What you will do: For the entries below, report the number of lines where the string "application" appears, and only that number.

[Items from an interface collection]
========================

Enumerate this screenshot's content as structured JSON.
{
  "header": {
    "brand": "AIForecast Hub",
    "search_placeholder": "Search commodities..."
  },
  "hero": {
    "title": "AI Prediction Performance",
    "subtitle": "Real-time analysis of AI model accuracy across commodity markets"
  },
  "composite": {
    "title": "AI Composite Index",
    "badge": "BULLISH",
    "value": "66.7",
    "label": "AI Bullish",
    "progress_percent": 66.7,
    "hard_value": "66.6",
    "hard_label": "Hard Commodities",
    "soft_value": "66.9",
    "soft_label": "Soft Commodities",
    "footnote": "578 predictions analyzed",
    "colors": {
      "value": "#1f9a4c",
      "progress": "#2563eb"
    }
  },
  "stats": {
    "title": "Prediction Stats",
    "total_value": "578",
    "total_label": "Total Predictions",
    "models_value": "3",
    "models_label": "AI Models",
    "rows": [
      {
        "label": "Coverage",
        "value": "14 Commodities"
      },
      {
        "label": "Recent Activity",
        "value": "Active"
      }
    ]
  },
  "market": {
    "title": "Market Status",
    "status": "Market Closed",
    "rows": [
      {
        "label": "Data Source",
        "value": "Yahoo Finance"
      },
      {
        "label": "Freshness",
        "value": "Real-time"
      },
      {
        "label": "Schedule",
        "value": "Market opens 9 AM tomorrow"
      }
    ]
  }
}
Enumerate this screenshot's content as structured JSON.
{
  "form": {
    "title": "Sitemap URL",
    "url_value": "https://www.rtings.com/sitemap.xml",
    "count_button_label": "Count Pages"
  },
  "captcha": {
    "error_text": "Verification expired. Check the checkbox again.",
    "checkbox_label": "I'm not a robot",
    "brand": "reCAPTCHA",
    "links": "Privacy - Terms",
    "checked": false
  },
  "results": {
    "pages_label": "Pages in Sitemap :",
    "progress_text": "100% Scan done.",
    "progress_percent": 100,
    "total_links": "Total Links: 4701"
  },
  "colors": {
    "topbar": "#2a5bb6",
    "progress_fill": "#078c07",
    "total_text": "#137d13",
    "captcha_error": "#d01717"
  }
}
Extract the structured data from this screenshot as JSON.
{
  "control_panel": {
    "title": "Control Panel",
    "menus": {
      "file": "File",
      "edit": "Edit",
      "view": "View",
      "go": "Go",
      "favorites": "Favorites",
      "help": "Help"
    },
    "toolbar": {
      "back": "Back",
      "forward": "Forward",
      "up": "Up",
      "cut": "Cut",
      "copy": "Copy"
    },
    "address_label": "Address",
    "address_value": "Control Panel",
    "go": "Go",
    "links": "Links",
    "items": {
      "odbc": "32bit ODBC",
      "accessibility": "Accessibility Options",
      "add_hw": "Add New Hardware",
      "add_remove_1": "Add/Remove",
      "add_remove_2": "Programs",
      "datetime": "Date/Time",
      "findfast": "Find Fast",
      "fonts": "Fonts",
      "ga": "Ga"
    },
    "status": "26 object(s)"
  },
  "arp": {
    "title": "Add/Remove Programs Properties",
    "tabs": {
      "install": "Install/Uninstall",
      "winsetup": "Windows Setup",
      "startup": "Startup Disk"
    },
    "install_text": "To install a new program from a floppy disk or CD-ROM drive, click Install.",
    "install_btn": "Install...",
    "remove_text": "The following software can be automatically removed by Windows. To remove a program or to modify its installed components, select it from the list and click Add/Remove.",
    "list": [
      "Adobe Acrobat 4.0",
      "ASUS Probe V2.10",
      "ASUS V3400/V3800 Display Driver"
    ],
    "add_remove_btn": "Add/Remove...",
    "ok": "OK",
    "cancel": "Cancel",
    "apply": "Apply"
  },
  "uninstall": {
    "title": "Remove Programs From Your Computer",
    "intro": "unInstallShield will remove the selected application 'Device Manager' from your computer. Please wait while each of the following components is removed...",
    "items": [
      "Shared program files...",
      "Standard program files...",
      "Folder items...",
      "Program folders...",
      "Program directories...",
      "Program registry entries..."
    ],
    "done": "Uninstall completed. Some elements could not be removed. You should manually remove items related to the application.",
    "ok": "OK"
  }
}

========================

Solved problem: 2